Check it out
What: New York Polyphony
When: 8 p.m. Saturday and 2 p.m. Sunday
Where: Vanderhoef Studio Theatre, Mondavi Center for the Performing Arts, UC Davis
Tickets: $30 general, $10 students; www.mondaviarts.org or 530-754-2787
The male quartet known as New York Polyphony sings a mix of early music and recent compositions that recall the style and sound of vocal works from centuries past.
The program for their two performances at the Mondavi Center — Saturday at 8 p.m. and Sunday at 2 p.m., in the Vanderhoef Studio Theatre — is an example. Featured will be an established classic — the Mass for Four Voices by the English composer Thomas Tallis (1505-1585) — alongside works recalling the styles of the 1500s and 1600s by living composers Gregory Brown (b. 1974), Andrew Smith (b. 1974) and Gabriel Jackson (b. 1962).
It’s a dual-track style of programming that San Francisco’s venerable male vocal ensemble Chanticleer pioneered 25 years ago, and has been pursued successfully over the past 15 years by the three female Scandinavian singers known as Trio Medieval as well.
Brown’s “Missa Charles Darwin” will be the centerpiece among the contemporary works. Craig Phillips, who sings bass with New York Polyphony, said the idea for the piece germinated when he was watching a documentary about Charles Darwin and the theory of evolution.
“And at the end, they were talking about the cultural significance of Darwin’s work, and suggested that his writings were arguably the most influential books since the Bible, which I thought was a pretty profound statement.” Given that Darwin’s language is “very lyrical and beautiful,” Phillips and the other members of New York Polyphony started “thinking of a way we could cast this language (in musical form) to honor Darwin’s work.
“We reached out to composer Gregory Brown, and he immediately jumped on board. He came up with some fascinating techniques for creating the music in the same format as the five movements for a Mass… He used (the idea of) DNA, the chromosomal code of the Darwin Finch, and assigned note values to the various letters (in the DNA sequence).”
The piece was premiered in 2011, and a recording came out earlier this year.
The Tallis Mass, on the other hand, is nearly 500 years old, and is a standard among vocal ensembles specializing in English choral music of that era. Over the course of his long life, Tallis served four different English monarchs, and also witnessed the separation of the Church of England from the Roman Catholic Church.
Since Tallis wrote only four movements in this Mass (Gloria, Credo, Sanctus, Agnus Dei), New York Polyphony hired composer Andrew Smith to write a Kyrie movement, which will be sung immediately preceding the Tallis Mass, providing the fifth section that a Mass of that era would typically entail.
New York Polyphony is a relatively new group — the members got together in 2006, to record some music for a Christmas program on Public Radio International. The producer at the radio recording session was impressed and shared a copy of the session with a record company in London.
“And so we kind of had a record deal before we were performing in public,” Phillips said.

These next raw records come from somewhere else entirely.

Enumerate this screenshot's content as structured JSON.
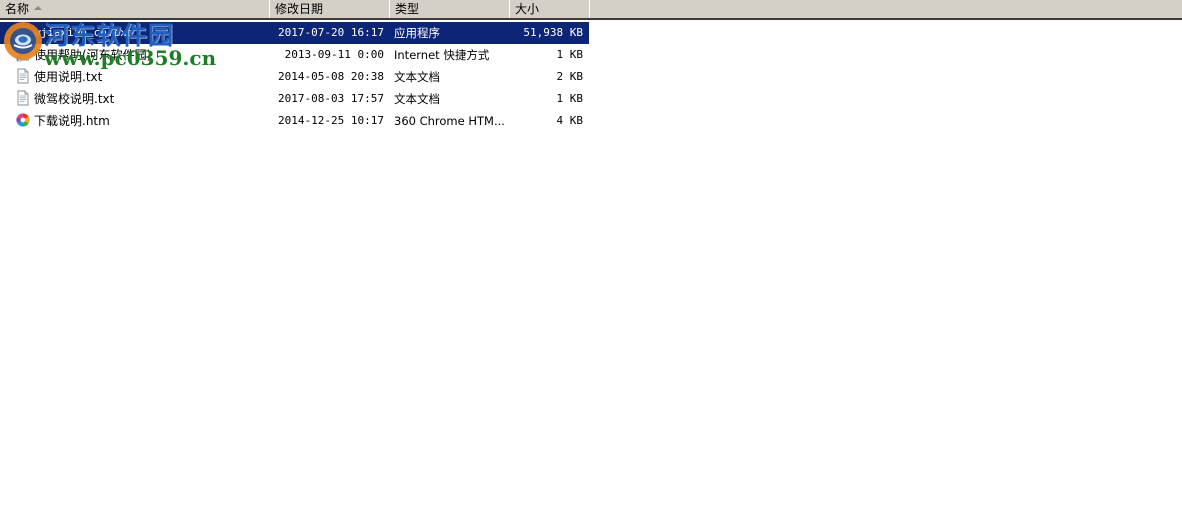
{
  "window": {
    "background_color": "#ffffff",
    "header_background": "#d4d0c8",
    "selection_color": "#0c2577"
  },
  "columns": [
    {
      "key": "name",
      "label": "名称",
      "sorted": "ascending"
    },
    {
      "key": "modified",
      "label": "修改日期",
      "sorted": "none"
    },
    {
      "key": "type",
      "label": "类型",
      "sorted": "none"
    },
    {
      "key": "size",
      "label": "大小",
      "sorted": "none"
    }
  ],
  "files": [
    {
      "name": "wjiaxiao_cn.exe",
      "modified": "2017-07-20 16:17",
      "type": "应用程序",
      "size": "51,938 KB",
      "icon": "application-exe-icon",
      "selected": true
    },
    {
      "name": "使用帮助(河东软件园)",
      "modified": "2013-09-11 0:00",
      "type": "Internet 快捷方式",
      "size": "1 KB",
      "icon": "internet-shortcut-icon",
      "selected": false
    },
    {
      "name": "使用说明.txt",
      "modified": "2014-05-08 20:38",
      "type": "文本文档",
      "size": "2 KB",
      "icon": "text-document-icon",
      "selected": false
    },
    {
      "name": "微驾校说明.txt",
      "modified": "2017-08-03 17:57",
      "type": "文本文档",
      "size": "1 KB",
      "icon": "text-document-icon",
      "selected": false
    },
    {
      "name": "下载说明.htm",
      "modified": "2014-12-25 10:17",
      "type": "360 Chrome HTM...",
      "size": "4 KB",
      "icon": "chrome-html-icon",
      "selected": false
    }
  ],
  "watermark": {
    "site_name": "河东软件园",
    "url": "www.pc0359.cn",
    "logo": "hedong-logo-icon",
    "text_color": "#1f5fbf",
    "url_color": "#1f7d27"
  }
}
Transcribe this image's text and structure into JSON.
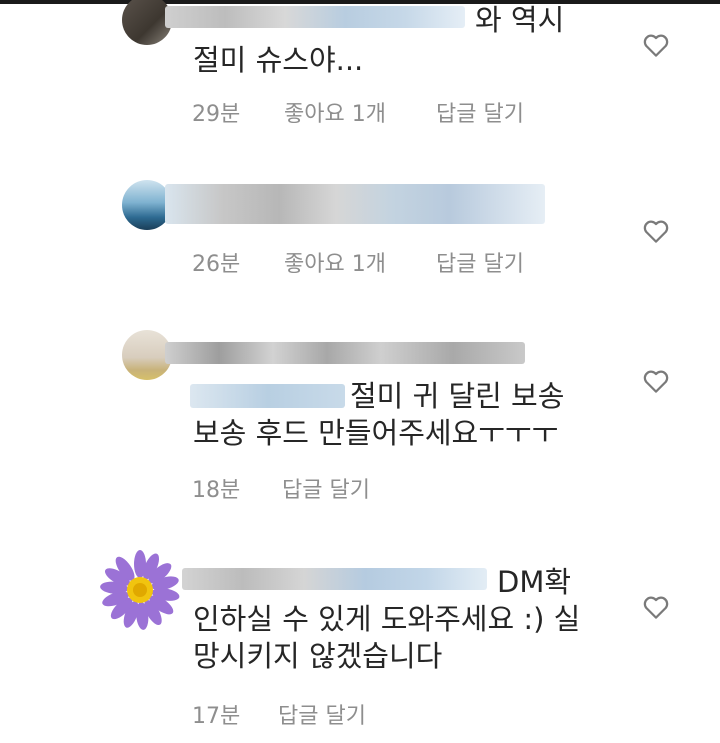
{
  "comments": [
    {
      "text_lines": [
        "와 역시",
        "절미 슈스야..."
      ],
      "time": "29분",
      "likes": "좋아요 1개",
      "reply": "답글 달기",
      "like_icon": "heart-outline-icon"
    },
    {
      "text_lines": [],
      "time": "26분",
      "likes": "좋아요 1개",
      "reply": "답글 달기",
      "like_icon": "heart-outline-icon"
    },
    {
      "text_lines": [
        "절미 귀 달린 보송",
        "보송 후드 만들어주세요ㅜㅜㅜ"
      ],
      "time": "18분",
      "reply": "답글 달기",
      "like_icon": "heart-outline-icon"
    },
    {
      "text_lines": [
        "DM확",
        "인하실 수 있게 도와주세요 :) 실",
        "망시키지 않겠습니다"
      ],
      "time": "17분",
      "reply": "답글 달기",
      "like_icon": "heart-outline-icon"
    }
  ]
}
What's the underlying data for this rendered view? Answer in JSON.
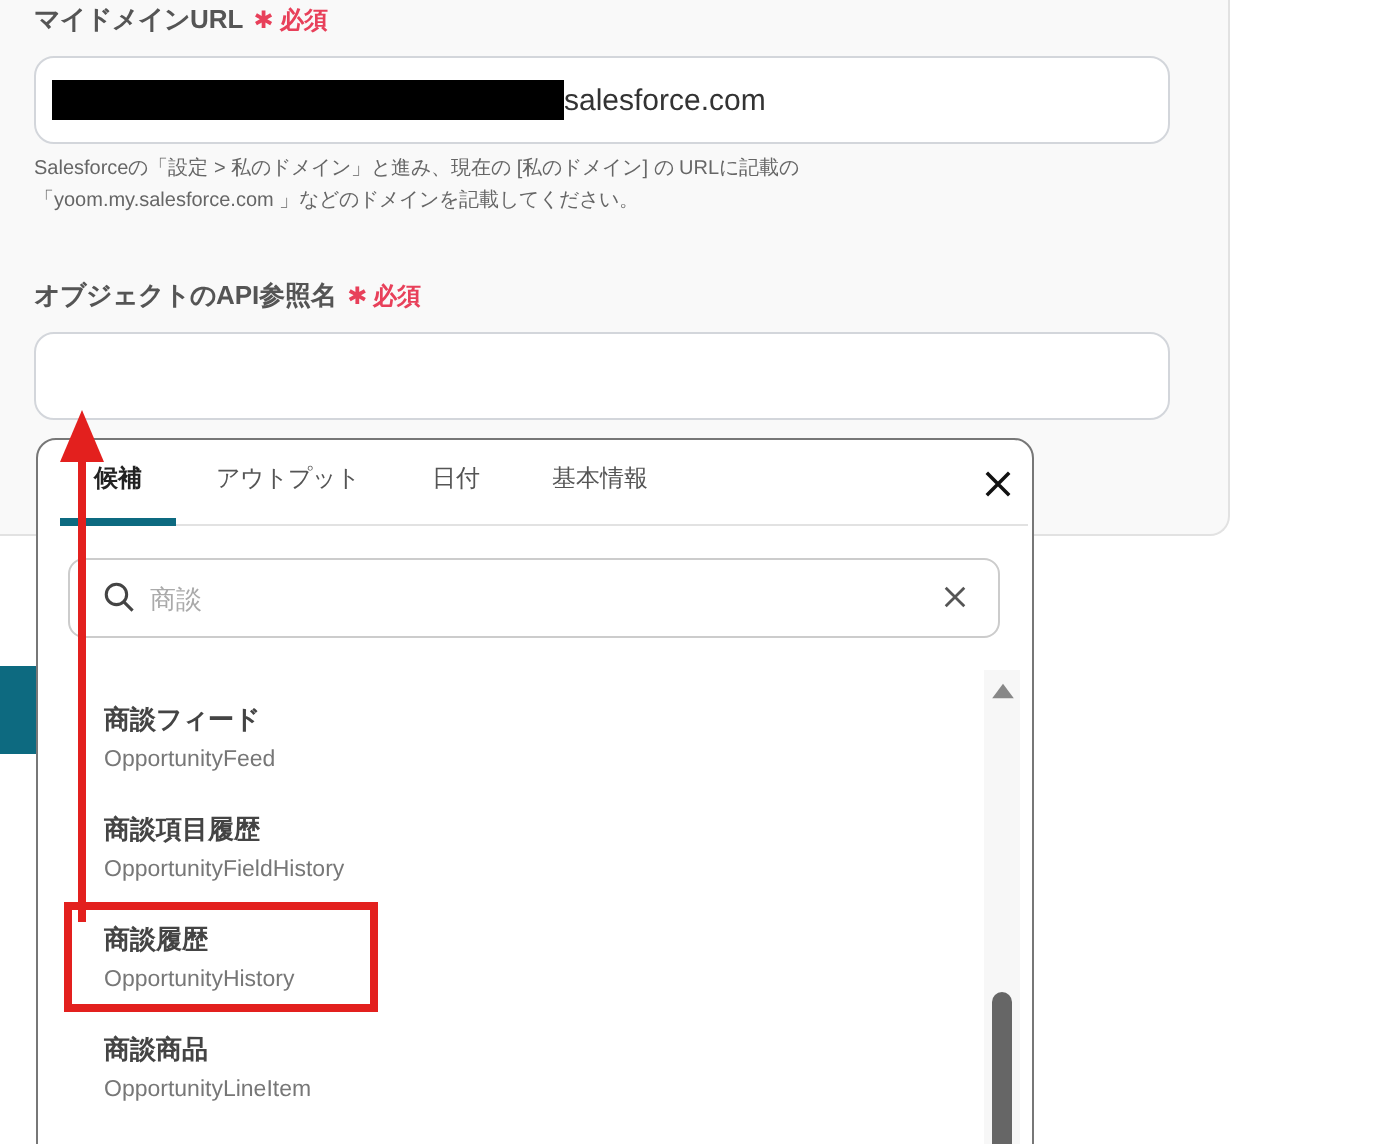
{
  "fields": [
    {
      "label": "マイドメインURL",
      "required_mark": "✱",
      "required": "必須",
      "value": "salesforce.com",
      "redacted": true,
      "help": "Salesforceの「設定 > 私のドメイン」と進み、現在の [私のドメイン] の URLに記載の「yoom.my.salesforce.com 」などのドメインを記載してください。"
    },
    {
      "label": "オブジェクトのAPI参照名",
      "required_mark": "✱",
      "required": "必須",
      "redacted": false
    }
  ],
  "popup": {
    "tabs": [
      {
        "label": "候補",
        "selected": true
      },
      {
        "label": "アウトプット",
        "selected": false
      },
      {
        "label": "日付",
        "selected": false
      },
      {
        "label": "基本情報",
        "selected": false
      }
    ],
    "search": {
      "placeholder": "商談"
    },
    "items": [
      {
        "name": "商談フィード",
        "api": "OpportunityFeed",
        "highlighted": false
      },
      {
        "name": "商談項目履歴",
        "api": "OpportunityFieldHistory",
        "highlighted": false
      },
      {
        "name": "商談履歴",
        "api": "OpportunityHistory",
        "highlighted": true
      },
      {
        "name": "商談商品",
        "api": "OpportunityLineItem",
        "highlighted": false
      }
    ]
  }
}
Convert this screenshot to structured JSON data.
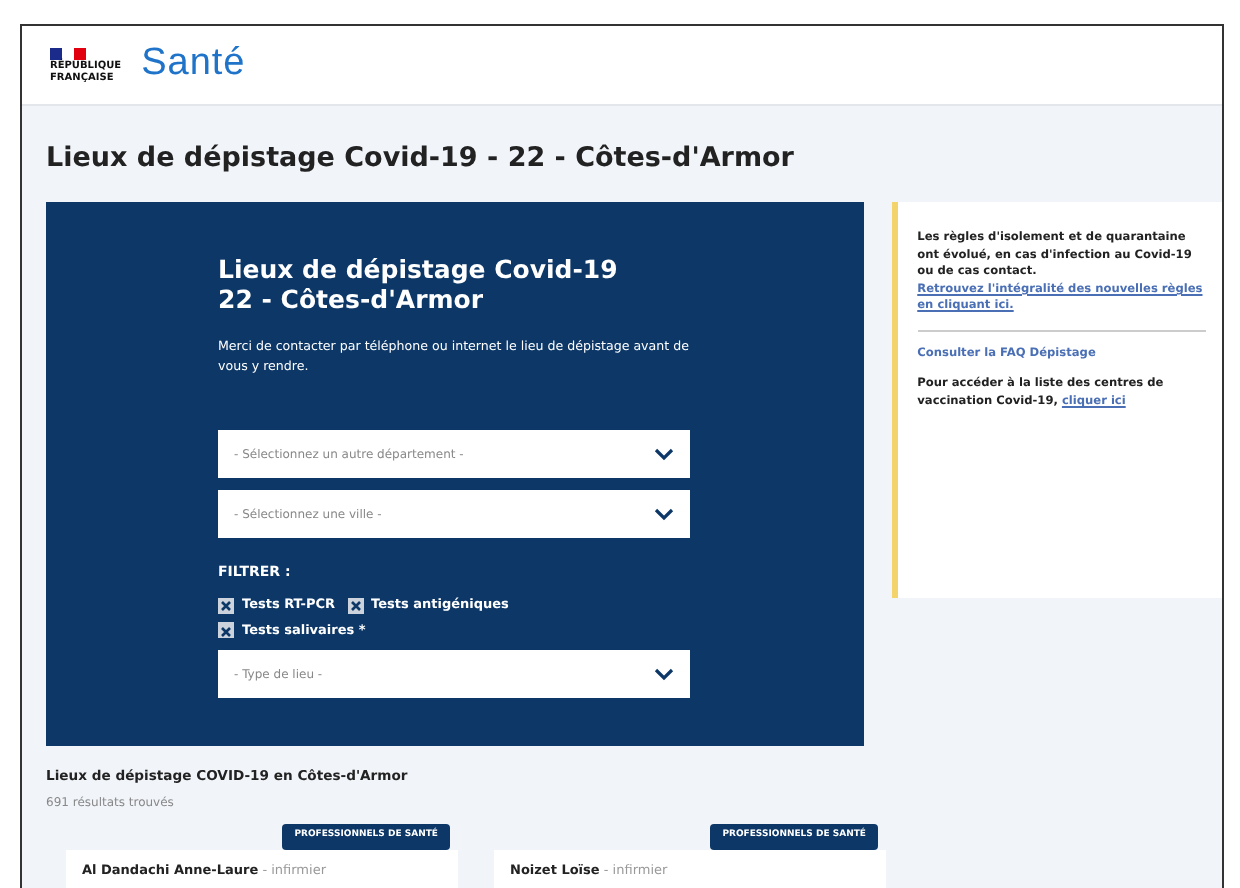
{
  "header": {
    "republic_lines": [
      "RÉPUBLIQUE",
      "FRANÇAISE"
    ],
    "brand": "Santé"
  },
  "page_title": "Lieux de dépistage Covid-19 - 22 - Côtes-d'Armor",
  "panel": {
    "title_lines": [
      "Lieux de dépistage Covid-19",
      "22 - Côtes-d'Armor"
    ],
    "note": "Merci de contacter par téléphone ou internet le lieu de dépistage avant de vous y rendre.",
    "selects": [
      {
        "placeholder": "- Sélectionnez un autre département -"
      },
      {
        "placeholder": "- Sélectionnez une ville -"
      }
    ],
    "filter_label": "FILTRER :",
    "filters": [
      {
        "label": "Tests RT-PCR",
        "checked": true
      },
      {
        "label": "Tests antigéniques",
        "checked": true
      },
      {
        "label": "Tests salivaires *",
        "checked": true
      }
    ],
    "type_select": {
      "placeholder": "- Type de lieu -"
    }
  },
  "sidebar": {
    "notice": {
      "text": "Les règles d'isolement et de quarantaine ont évolué, en cas d'infection au Covid-19 ou de cas contact.",
      "link": "Retrouvez l'intégralité des nouvelles règles en cliquant ici."
    },
    "faq_link": "Consulter la FAQ Dépistage",
    "vaccination": {
      "text": "Pour accéder à la liste des centres de vaccination Covid-19,",
      "link": "cliquer ici"
    }
  },
  "results": {
    "heading": "Lieux de dépistage COVID-19 en Côtes-d'Armor",
    "count": "691 résultats trouvés",
    "cards": [
      {
        "badge": "PROFESSIONNELS DE SANTÉ",
        "name": "Al Dandachi Anne-Laure",
        "role": "- infirmier"
      },
      {
        "badge": "PROFESSIONNELS DE SANTÉ",
        "name": "Noizet Loïse",
        "role": "- infirmier"
      }
    ]
  }
}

They took the material for the PRI session, recorded some additional songs, and the result became New York Polyphony’s first album, “I Sing The Birth.”
The group has subsequently released several more recordings, the most recent being “Missa Charles Darwin” and “Times go by Turns,” both of which contain much of the material that New York Polyphony will perform in Davis.
Phillips acknowledged that much like the black gospel quartets of the 1930s and 1940s (which typically toured the American South in a motor car), New York Polyphony travels light.
“It’s four guys and their (music) folders,” Phillips said. “We don’t even need a piano. One of the reasons we’ve had the success we’ve had in these uncertain economic times is that we are a lean organization.”
With only four members, New York Polyphony is even more compact than groups like Chanticleer (which feature 12 voices) or The King’s Singers (six voices, performing a concert of love songs on Valentine’s Day 2014).
“We’re out on the road about sixty days a year, and by the end of this season, we will have performed in 34 of the 50 states, and about a dozen countries,” Phillips said. “We’ve had a charmed go at this.”
Curious readers can sample New York Polyphony’s sound online on the NPR website:
and on the group’s website:
Tickets for the group’s Mondavi Center performances are $30 general, $10 students, available at www.mondaviarts.org or 530-754-2787.